A new law provides California's domestic workers with overtime protections. While other workers have long enjoyed these benefits, domestic workers have not. During the 1930s and 40s, when Congress enacted the Fair Labor Standards Act and other worker protection laws, Southern lawmakers deliberately excluded domestic workers. They could not fathom granting worker protections to nannies, the majority of whom were African-American women. Sadly, this exclusion has not been corrected until now.
In the 1940s my grandmother worked for so-called friends who never paid her except to provide her room and board. She was a single mother who had no other alternative but to accept those terms. That this happened to her back then infuriates me, but that these practices continue today appalls me.
I serve on the board of an immigrant women's organization and have heard horror stories of women who have cared for infants and the elderly and worked round the clock with few or no breaks and little pay to show for it. These women are stuck in those jobs because they've had no other recourse — the majority of them are immigrants who are heads of their own households.
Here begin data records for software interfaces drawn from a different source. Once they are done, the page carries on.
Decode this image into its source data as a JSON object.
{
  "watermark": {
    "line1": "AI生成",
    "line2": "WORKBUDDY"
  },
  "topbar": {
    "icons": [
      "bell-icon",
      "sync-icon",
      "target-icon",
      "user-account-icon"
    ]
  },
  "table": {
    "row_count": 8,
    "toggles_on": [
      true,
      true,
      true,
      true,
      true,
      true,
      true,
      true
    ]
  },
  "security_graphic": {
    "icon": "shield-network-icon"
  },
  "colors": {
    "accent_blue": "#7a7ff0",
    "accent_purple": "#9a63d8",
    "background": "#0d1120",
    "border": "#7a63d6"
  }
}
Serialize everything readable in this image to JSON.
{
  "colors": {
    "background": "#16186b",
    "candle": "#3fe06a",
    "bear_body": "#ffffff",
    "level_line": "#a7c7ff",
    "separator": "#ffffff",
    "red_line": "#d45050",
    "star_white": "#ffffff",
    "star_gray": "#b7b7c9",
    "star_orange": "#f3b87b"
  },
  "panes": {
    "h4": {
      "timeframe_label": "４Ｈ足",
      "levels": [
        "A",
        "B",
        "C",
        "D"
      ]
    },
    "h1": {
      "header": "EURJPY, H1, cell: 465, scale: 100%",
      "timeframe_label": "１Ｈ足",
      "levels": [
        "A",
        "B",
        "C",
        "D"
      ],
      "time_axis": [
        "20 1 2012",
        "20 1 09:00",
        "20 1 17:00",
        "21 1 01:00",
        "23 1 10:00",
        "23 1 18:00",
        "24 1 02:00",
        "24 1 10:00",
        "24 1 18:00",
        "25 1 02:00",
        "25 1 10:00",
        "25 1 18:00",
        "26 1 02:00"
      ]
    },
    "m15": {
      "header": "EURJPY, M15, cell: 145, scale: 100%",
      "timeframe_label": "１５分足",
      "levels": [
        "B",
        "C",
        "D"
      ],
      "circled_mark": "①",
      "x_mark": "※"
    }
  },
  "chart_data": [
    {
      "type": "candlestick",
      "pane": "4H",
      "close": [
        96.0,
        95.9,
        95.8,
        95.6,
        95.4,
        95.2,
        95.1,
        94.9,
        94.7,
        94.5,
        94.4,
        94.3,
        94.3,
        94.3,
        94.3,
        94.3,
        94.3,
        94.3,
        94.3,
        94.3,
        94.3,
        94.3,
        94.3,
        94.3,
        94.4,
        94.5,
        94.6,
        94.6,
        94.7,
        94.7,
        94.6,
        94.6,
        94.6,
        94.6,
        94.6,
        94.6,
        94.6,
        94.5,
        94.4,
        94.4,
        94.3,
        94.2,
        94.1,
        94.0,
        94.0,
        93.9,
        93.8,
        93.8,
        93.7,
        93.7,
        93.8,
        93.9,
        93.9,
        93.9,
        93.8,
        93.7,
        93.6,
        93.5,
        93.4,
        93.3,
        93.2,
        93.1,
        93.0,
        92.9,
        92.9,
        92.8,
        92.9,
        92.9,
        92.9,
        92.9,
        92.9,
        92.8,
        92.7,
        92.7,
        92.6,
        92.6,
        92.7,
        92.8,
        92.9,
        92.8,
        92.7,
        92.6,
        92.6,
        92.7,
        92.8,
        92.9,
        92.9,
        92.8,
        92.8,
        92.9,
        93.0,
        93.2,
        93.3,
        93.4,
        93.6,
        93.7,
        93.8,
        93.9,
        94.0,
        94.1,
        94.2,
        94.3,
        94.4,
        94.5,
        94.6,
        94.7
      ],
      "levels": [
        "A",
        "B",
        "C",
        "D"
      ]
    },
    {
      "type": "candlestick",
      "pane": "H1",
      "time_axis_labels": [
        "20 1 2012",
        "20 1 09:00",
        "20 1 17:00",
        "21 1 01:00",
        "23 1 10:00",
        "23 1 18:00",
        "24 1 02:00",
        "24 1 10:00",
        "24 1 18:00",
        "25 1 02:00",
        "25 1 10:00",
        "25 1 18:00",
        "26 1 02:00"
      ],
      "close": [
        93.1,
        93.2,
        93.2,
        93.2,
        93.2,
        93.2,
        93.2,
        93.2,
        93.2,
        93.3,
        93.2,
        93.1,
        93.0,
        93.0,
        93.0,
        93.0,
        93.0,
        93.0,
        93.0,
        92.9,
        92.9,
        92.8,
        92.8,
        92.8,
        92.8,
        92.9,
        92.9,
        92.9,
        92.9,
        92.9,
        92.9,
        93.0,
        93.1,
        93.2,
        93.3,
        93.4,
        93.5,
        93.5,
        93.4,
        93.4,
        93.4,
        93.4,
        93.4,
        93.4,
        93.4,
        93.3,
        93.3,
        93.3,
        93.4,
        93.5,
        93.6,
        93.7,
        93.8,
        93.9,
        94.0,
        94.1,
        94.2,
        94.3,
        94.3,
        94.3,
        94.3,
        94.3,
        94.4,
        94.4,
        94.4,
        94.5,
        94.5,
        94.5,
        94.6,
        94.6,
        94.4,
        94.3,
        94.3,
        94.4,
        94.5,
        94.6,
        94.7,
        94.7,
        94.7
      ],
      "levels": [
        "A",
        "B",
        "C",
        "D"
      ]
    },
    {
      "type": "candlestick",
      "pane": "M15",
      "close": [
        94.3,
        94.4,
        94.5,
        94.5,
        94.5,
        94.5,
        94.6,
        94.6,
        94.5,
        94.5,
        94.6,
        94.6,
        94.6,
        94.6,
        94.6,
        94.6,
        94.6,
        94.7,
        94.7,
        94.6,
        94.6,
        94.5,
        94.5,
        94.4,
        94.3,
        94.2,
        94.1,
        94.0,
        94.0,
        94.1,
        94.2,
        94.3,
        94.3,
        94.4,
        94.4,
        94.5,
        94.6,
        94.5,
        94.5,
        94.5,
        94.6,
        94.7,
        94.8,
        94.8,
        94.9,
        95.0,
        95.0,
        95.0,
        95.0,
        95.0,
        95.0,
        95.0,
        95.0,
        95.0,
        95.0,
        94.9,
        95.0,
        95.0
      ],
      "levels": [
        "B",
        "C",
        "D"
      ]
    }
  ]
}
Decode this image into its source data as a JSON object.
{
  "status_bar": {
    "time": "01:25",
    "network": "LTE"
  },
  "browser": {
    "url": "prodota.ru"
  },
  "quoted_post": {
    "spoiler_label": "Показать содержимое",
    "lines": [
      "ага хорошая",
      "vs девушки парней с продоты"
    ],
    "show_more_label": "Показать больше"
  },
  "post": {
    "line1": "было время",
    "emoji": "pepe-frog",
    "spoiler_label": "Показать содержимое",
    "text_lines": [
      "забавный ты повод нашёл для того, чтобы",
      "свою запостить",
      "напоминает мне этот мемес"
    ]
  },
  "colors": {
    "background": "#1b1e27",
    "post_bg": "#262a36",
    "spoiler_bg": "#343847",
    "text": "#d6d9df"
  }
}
Domestic workers perform an invaluable service. They keep our economy vital and strong by allowing many of us to work outside our homes. Many rely on domestic workers to care for young children or aging parents, to keep homes tidy and gardens tended. Yet, because the work performed takes place in the home it is largely invisible and easily exploited.
I applaud Assemblyman Tom Ammiano for introducing the bill and Governor Brown for signing it, but more needs to be done. The original bill required rest and lunch breaks as well as periods of uninterrupted sleep. These provisions should be restored to bring equity and dignity to a sector of our society that performs essential work and has been ignored for far too long. Human decency requires it.
With a Perspective, this is Sara Campos.
Sara Campos serves on the Board of Mujeres Unidas & Activas and works a writer, lawyer and consultant in Berkeley.